[[ Supplied data open ]]

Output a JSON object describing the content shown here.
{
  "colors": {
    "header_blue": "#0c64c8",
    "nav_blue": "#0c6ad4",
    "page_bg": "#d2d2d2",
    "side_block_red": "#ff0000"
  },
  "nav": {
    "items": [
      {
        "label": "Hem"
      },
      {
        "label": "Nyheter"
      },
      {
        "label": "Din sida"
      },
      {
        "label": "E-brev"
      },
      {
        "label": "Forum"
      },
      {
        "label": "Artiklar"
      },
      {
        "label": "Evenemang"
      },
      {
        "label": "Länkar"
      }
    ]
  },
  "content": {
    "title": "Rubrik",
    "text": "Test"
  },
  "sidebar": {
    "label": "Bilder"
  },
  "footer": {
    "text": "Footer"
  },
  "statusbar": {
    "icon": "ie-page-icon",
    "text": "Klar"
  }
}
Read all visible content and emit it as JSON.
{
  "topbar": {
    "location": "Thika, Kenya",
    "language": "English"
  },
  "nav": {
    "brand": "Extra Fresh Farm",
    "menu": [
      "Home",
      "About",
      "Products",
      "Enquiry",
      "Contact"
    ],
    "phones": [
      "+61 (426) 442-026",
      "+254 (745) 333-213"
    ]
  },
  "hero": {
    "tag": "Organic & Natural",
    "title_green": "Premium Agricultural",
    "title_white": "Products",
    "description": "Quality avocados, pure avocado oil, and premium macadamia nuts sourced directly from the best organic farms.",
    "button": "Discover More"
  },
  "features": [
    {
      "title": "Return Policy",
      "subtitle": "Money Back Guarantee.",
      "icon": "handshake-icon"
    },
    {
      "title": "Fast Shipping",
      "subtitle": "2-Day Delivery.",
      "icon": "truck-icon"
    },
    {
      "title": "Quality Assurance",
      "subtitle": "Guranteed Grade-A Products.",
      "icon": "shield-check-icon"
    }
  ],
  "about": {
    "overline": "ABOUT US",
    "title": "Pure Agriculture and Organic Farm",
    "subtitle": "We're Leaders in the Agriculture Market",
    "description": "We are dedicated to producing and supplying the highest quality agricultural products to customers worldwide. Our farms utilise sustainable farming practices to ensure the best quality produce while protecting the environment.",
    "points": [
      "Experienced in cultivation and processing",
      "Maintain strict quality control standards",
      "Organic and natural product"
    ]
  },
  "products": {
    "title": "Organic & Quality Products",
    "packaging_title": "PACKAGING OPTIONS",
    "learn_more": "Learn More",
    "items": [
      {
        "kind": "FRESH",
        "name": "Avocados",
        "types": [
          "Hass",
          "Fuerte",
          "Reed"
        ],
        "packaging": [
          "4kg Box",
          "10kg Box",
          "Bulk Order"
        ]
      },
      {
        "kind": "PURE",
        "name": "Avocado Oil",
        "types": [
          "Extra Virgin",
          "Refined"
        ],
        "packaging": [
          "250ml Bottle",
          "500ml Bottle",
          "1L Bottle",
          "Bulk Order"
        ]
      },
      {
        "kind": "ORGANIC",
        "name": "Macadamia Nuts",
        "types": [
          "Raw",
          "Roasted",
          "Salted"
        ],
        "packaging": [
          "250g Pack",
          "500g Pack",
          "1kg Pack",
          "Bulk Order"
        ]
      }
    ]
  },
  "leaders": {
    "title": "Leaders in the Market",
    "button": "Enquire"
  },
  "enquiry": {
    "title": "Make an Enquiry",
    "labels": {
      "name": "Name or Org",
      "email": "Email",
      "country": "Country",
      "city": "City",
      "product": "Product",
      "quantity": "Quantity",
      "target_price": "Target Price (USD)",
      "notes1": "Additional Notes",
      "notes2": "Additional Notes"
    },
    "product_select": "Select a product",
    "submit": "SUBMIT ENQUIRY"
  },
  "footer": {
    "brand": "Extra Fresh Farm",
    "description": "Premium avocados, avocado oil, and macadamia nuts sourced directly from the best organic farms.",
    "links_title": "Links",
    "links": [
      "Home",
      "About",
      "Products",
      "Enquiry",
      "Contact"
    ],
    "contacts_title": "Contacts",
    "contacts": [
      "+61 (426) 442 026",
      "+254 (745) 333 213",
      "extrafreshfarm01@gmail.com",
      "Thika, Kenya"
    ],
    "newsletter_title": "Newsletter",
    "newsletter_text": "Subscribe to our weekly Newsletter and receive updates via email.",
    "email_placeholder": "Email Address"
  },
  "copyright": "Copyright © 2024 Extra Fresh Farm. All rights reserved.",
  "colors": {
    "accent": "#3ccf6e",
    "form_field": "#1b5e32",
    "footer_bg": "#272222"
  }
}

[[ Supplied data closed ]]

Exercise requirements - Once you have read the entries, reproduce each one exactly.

Answer box -
Output a JSON object describing the content shown here.
{
  "colors": {
    "header_blue": "#0c64c8",
    "nav_blue": "#0c6ad4",
    "page_bg": "#d2d2d2",
    "side_block_red": "#ff0000"
  },
  "nav": {
    "items": [
      {
        "label": "Hem"
      },
      {
        "label": "Nyheter"
      },
      {
        "label": "Din sida"
      },
      {
        "label": "E-brev"
      },
      {
        "label": "Forum"
      },
      {
        "label": "Artiklar"
      },
      {
        "label": "Evenemang"
      },
      {
        "label": "Länkar"
      }
    ]
  },
  "content": {
    "title": "Rubrik",
    "text": "Test"
  },
  "sidebar": {
    "label": "Bilder"
  },
  "footer": {
    "text": "Footer"
  },
  "statusbar": {
    "icon": "ie-page-icon",
    "text": "Klar"
  }
}
Read all visible content and emit it as JSON.
{
  "topbar": {
    "location": "Thika, Kenya",
    "language": "English"
  },
  "nav": {
    "brand": "Extra Fresh Farm",
    "menu": [
      "Home",
      "About",
      "Products",
      "Enquiry",
      "Contact"
    ],
    "phones": [
      "+61 (426) 442-026",
      "+254 (745) 333-213"
    ]
  },
  "hero": {
    "tag": "Organic & Natural",
    "title_green": "Premium Agricultural",
    "title_white": "Products",
    "description": "Quality avocados, pure avocado oil, and premium macadamia nuts sourced directly from the best organic farms.",
    "button": "Discover More"
  },
  "features": [
    {
      "title": "Return Policy",
      "subtitle": "Money Back Guarantee.",
      "icon": "handshake-icon"
    },
    {
      "title": "Fast Shipping",
      "subtitle": "2-Day Delivery.",
      "icon": "truck-icon"
    },
    {
      "title": "Quality Assurance",
      "subtitle": "Guranteed Grade-A Products.",
      "icon": "shield-check-icon"
    }
  ],
  "about": {
    "overline": "ABOUT US",
    "title": "Pure Agriculture and Organic Farm",
    "subtitle": "We're Leaders in the Agriculture Market",
    "description": "We are dedicated to producing and supplying the highest quality agricultural products to customers worldwide. Our farms utilise sustainable farming practices to ensure the best quality produce while protecting the environment.",
    "points": [
      "Experienced in cultivation and processing",
      "Maintain strict quality control standards",
      "Organic and natural product"
    ]
  },
  "products": {
    "title": "Organic & Quality Products",
    "packaging_title": "PACKAGING OPTIONS",
    "learn_more": "Learn More",
    "items": [
      {
        "kind": "FRESH",
        "name": "Avocados",
        "types": [
          "Hass",
          "Fuerte",
          "Reed"
        ],
        "packaging": [
          "4kg Box",
          "10kg Box",
          "Bulk Order"
        ]
      },
      {
        "kind": "PURE",
        "name": "Avocado Oil",
        "types": [
          "Extra Virgin",
          "Refined"
        ],
        "packaging": [
          "250ml Bottle",
          "500ml Bottle",
          "1L Bottle",
          "Bulk Order"
        ]
      },
      {
        "kind": "ORGANIC",
        "name": "Macadamia Nuts",
        "types": [
          "Raw",
          "Roasted",
          "Salted"
        ],
        "packaging": [
          "250g Pack",
          "500g Pack",
          "1kg Pack",
          "Bulk Order"
        ]
      }
    ]
  },
  "leaders": {
    "title": "Leaders in the Market",
    "button": "Enquire"
  },
  "enquiry": {
    "title": "Make an Enquiry",
    "labels": {
      "name": "Name or Org",
      "email": "Email",
      "country": "Country",
      "city": "City",
      "product": "Product",
      "quantity": "Quantity",
      "target_price": "Target Price (USD)",
      "notes1": "Additional Notes",
      "notes2": "Additional Notes"
    },
    "product_select": "Select a product",
    "submit": "SUBMIT ENQUIRY"
  },
  "footer": {
    "brand": "Extra Fresh Farm",
    "description": "Premium avocados, avocado oil, and macadamia nuts sourced directly from the best organic farms.",
    "links_title": "Links",
    "links": [
      "Home",
      "About",
      "Products",
      "Enquiry",
      "Contact"
    ],
    "contacts_title": "Contacts",
    "contacts": [
      "+61 (426) 442 026",
      "+254 (745) 333 213",
      "extrafreshfarm01@gmail.com",
      "Thika, Kenya"
    ],
    "newsletter_title": "Newsletter",
    "newsletter_text": "Subscribe to our weekly Newsletter and receive updates via email.",
    "email_placeholder": "Email Address"
  },
  "copyright": "Copyright © 2024 Extra Fresh Farm. All rights reserved.",
  "colors": {
    "accent": "#3ccf6e",
    "form_field": "#1b5e32",
    "footer_bg": "#272222"
  }
}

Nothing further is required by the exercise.